The Journey of Discovery
No matter which direction one takes, the journey of self-discovery helps to understand the events shaping their past many years ago. To start, consider the following:
- Family gatherings: Ask relatives for stories and details about those who came before you.
- Documents: Scour official records for evidence of the family tree.
- Archives: Peruse local libraries and historical sites for clues.
- DNA: Investigate your ancestral background using a genetic test.
Each of these avenues reveals a different layer of the family’s history, often connecting you to your past in fascinating ways. So it stands to reason that, rather than searching for absolute truth, the focus should be on retracing paths and learning more about the family and its evolution.
8. Unearthing the Benefits and Challenges of Pedigree and Family Trees
The advantage of a pedigree or family tree
In the past, pedigrees and family trees were used to trace one’s lineage. Today, they are valuable resources for finding information on one’s ancestors, tracking family connections, and discovering little-known family history. For example, with a pedigree, an individual can determine the degree of relationship between them and their ancestor. It can also help with confirming or disputing a line of descent and determining genetic diseases that may be passed down through the generations. Additionally, these resources can provide valuable clues as to when a family emigrated or which countries they originated from.
The drawbacks of a pedigree and family tree
The primary challenge of using a pedigree or family tree is its accuracy. Often the information found in these resources is incomplete or inaccurate. Furthermore, old records may be difficult to decipher or misinterpret. Additionally, the further back one goes, the harder it may be to trace a pedigree or family tree due to the lack of available information.
Maximizing the benefits of pedigrees and family trees
When utilizing these types of resources, it is important to proceed with caution. To increase the accuracy of the information, corroborate the information with other available sources and records. Also, it is important to note discrepancies and inconsistencies in both the records and the pedigree or family tree. Additionally, one should consider supplementing the records with other clues such as:
- Census records
- Birth, death and marriage records
- Records from religious institutions
- Burial records
- Family Bibles
- Oral histories

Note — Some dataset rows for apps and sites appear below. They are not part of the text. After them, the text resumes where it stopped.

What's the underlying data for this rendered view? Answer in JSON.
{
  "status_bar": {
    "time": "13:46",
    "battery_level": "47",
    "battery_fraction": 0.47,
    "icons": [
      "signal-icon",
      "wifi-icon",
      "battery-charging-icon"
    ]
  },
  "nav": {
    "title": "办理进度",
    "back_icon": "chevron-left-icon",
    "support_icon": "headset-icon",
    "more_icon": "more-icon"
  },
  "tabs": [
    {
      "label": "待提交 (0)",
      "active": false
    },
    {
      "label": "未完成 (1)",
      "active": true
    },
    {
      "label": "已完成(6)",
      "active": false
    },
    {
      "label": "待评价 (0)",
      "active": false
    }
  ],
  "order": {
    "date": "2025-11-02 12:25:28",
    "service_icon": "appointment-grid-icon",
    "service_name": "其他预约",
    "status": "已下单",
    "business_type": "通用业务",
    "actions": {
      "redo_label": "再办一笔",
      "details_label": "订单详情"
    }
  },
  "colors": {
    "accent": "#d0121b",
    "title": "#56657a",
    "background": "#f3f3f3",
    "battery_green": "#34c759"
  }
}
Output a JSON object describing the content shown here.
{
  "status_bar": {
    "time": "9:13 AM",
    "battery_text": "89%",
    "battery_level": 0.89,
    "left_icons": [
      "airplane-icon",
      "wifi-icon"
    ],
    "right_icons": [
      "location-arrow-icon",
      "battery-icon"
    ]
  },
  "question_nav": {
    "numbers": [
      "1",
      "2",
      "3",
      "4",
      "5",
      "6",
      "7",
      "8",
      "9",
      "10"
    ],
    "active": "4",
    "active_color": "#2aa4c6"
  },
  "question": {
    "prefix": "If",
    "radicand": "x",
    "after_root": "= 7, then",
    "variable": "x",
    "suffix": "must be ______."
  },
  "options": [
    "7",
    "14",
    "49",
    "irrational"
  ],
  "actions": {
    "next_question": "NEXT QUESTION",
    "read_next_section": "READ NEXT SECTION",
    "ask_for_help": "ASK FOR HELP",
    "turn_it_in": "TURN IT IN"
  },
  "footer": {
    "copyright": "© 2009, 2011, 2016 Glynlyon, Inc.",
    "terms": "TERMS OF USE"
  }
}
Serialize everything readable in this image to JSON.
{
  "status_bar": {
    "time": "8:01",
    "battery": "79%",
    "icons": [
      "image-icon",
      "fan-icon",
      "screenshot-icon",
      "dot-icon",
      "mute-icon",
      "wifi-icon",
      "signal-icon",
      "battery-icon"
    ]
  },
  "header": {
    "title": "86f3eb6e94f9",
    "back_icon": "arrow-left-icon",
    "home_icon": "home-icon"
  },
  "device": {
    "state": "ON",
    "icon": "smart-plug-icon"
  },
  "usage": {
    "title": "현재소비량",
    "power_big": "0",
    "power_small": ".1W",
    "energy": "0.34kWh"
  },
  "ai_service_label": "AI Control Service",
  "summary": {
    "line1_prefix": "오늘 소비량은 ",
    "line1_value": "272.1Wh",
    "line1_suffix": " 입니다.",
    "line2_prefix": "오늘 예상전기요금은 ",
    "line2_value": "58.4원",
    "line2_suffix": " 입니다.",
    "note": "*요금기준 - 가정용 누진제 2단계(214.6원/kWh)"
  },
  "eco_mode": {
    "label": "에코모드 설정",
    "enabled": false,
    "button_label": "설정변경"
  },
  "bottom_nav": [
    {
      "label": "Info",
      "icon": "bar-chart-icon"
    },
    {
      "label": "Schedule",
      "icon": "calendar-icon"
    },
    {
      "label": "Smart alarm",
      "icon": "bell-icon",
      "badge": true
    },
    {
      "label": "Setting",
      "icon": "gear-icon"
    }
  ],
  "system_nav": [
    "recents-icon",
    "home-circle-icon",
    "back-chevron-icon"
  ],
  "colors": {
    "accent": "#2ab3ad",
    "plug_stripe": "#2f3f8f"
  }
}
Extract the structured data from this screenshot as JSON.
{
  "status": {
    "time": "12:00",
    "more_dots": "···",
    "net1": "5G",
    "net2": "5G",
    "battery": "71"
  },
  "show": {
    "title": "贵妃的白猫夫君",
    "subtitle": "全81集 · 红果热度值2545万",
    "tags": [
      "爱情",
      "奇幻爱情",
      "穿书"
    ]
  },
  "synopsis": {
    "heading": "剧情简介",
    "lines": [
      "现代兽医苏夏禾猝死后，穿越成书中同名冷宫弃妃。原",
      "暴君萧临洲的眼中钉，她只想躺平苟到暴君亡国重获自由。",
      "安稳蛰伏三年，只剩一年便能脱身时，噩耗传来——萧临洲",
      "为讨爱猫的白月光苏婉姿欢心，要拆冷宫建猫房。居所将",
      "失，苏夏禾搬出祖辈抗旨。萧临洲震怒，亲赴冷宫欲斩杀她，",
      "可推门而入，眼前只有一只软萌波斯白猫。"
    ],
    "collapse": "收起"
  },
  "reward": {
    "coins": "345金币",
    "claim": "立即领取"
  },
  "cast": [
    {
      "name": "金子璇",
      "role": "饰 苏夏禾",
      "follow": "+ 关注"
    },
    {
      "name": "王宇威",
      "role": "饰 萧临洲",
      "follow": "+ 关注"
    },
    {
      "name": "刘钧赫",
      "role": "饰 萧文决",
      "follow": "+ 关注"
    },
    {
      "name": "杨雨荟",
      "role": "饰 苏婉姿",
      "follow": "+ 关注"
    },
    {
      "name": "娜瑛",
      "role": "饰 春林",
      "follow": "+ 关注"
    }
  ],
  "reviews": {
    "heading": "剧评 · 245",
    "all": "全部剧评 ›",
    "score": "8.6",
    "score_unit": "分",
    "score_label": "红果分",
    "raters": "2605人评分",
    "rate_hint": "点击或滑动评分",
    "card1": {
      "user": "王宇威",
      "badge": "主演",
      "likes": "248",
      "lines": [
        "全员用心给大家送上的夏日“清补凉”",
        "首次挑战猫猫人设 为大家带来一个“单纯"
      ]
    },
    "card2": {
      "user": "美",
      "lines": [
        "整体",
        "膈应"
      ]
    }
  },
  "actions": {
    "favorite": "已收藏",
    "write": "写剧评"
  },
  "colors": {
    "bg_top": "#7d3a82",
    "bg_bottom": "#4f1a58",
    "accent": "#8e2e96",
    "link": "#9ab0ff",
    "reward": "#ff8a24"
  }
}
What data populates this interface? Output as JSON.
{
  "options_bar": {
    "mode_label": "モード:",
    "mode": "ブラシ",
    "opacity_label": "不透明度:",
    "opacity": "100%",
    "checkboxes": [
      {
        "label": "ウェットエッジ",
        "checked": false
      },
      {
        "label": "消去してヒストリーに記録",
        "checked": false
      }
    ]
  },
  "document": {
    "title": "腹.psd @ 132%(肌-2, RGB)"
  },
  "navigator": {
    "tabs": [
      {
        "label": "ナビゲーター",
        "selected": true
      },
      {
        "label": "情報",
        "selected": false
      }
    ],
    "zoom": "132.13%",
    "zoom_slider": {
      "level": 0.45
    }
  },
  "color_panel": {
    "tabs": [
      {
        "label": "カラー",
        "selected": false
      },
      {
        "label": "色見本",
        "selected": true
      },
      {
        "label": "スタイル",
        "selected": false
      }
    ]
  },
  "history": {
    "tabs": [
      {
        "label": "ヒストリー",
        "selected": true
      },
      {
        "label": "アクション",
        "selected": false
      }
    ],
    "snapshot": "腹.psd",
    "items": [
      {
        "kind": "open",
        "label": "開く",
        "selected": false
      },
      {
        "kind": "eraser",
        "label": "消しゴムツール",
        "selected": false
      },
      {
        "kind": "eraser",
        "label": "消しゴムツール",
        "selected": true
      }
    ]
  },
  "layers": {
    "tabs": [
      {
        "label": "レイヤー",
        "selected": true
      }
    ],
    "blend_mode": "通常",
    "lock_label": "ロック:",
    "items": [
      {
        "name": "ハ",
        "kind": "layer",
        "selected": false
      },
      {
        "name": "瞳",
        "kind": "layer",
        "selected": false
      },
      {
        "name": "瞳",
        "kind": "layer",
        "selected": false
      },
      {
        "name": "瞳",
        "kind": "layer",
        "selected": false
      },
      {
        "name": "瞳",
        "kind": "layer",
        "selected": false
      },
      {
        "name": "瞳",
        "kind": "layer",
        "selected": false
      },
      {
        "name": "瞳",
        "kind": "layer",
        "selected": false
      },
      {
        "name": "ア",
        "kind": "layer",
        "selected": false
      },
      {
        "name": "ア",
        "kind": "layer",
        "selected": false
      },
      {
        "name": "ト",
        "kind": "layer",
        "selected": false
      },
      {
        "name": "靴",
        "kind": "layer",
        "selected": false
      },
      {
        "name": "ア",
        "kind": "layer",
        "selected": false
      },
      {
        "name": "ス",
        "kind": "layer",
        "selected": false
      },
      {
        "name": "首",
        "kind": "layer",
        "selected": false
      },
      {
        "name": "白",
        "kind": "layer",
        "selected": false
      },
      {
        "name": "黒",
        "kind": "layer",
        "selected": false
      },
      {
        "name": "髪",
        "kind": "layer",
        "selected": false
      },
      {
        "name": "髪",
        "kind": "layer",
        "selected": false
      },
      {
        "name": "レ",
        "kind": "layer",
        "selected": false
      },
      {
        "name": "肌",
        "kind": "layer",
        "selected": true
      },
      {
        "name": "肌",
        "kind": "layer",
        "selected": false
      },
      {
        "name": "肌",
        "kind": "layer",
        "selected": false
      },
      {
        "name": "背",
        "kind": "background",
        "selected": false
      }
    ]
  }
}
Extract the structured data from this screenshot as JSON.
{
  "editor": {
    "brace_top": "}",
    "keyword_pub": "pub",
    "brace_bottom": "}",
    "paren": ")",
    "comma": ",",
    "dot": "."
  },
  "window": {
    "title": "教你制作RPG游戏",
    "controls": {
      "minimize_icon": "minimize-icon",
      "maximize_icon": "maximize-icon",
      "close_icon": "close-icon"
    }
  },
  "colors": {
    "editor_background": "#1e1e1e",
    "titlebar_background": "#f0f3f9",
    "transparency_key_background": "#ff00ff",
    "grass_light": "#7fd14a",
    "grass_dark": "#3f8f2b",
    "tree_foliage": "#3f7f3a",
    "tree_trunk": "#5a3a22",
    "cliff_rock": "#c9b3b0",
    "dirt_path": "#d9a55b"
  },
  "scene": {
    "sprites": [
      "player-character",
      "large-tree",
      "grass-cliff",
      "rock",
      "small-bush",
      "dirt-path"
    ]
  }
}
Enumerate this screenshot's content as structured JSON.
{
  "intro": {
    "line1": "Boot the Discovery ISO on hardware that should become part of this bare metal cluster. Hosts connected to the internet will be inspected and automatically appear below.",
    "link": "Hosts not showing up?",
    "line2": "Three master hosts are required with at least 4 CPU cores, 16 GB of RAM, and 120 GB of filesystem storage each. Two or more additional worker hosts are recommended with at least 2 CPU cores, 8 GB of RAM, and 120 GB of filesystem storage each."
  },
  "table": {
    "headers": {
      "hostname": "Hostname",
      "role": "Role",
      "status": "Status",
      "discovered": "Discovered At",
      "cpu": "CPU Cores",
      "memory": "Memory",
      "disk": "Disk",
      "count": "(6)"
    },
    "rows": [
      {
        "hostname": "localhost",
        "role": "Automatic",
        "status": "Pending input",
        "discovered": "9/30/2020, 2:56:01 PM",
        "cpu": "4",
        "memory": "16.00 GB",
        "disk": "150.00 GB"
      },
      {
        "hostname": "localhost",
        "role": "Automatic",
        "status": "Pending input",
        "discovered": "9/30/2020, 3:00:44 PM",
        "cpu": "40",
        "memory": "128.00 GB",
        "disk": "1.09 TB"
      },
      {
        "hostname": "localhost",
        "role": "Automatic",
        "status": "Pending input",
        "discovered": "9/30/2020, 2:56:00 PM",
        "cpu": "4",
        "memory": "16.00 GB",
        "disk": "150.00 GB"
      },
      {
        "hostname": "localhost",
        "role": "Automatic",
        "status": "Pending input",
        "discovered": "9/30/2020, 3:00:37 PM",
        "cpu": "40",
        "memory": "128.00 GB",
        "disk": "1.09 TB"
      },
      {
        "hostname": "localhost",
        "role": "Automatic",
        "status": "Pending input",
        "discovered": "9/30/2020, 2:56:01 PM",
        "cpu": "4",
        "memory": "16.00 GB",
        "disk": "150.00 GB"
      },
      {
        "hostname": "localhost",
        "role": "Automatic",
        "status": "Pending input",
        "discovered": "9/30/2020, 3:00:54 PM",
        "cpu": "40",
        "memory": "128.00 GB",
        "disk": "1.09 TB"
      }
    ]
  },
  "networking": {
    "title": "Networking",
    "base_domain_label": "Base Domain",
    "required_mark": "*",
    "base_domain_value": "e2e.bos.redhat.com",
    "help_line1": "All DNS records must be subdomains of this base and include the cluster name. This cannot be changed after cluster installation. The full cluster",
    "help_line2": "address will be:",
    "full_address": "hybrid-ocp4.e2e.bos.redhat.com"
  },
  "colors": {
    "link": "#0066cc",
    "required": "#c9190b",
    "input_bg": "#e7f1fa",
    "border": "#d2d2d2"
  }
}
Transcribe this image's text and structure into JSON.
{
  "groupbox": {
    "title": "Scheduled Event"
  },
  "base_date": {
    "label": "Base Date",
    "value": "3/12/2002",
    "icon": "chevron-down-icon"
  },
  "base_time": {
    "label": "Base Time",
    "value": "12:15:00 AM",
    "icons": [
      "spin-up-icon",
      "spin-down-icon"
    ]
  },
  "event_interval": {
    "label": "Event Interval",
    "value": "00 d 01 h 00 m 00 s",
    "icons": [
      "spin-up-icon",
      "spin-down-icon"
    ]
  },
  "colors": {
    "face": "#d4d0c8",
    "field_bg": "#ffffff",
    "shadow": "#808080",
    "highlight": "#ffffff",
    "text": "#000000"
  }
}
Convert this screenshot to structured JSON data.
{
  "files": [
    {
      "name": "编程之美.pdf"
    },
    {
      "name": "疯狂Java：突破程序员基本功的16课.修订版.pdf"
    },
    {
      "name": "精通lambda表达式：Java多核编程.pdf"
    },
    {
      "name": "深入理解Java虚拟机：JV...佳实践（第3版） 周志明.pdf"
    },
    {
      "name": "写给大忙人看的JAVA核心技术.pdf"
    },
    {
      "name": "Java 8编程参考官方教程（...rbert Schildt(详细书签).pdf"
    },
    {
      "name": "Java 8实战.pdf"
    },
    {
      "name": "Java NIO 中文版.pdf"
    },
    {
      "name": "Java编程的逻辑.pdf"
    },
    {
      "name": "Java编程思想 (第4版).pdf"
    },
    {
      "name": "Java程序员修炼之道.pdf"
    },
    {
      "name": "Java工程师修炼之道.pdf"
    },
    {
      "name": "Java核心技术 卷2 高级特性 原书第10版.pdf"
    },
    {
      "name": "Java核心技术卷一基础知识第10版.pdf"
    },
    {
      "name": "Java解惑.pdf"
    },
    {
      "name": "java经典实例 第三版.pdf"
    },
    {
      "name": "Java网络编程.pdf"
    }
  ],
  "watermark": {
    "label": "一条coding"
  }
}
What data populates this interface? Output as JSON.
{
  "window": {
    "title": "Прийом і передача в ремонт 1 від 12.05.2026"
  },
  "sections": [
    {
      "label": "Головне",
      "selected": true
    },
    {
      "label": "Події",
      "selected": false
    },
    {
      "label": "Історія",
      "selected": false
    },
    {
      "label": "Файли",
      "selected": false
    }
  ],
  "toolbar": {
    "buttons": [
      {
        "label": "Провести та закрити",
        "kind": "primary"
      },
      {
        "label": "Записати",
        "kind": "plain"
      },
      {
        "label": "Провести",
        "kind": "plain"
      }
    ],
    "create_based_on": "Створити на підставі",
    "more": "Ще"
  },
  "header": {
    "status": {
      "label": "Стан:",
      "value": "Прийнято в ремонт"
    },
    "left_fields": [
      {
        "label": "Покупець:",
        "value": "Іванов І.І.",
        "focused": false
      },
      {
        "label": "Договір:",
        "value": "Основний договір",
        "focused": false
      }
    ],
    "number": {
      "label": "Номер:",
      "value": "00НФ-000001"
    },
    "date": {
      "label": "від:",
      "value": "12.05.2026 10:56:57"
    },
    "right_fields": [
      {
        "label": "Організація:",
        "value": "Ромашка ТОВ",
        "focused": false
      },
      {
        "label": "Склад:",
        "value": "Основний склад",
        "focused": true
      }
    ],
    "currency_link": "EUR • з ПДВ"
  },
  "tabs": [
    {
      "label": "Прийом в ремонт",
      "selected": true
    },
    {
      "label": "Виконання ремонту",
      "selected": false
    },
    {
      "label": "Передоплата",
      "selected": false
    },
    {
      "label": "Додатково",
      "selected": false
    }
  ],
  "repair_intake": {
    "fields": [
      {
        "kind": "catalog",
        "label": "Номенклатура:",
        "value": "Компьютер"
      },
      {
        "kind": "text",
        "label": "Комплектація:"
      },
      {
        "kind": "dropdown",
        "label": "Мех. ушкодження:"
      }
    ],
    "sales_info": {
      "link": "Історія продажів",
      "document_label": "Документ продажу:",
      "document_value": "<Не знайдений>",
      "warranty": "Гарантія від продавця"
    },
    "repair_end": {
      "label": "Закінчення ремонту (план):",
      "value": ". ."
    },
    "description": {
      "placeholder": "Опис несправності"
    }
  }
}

By utilizing a variety of sources, one can gain a more reliable understanding of their family history and lineage. With a bit of effort and persistence, they can uncover a wealth of information and insights into their ancestral past. Regardless of the type of family tree you choose to build, it can be a rewarding experience to uncover your family’s history. Connecting with your distant relatives and learning the different paths that bring you all together can be an incredibly meaningful adventure. Pedigree and family trees give you an opportunity to not only remember personal family stories but to recognize and learn from the commonalities of history that connect us all.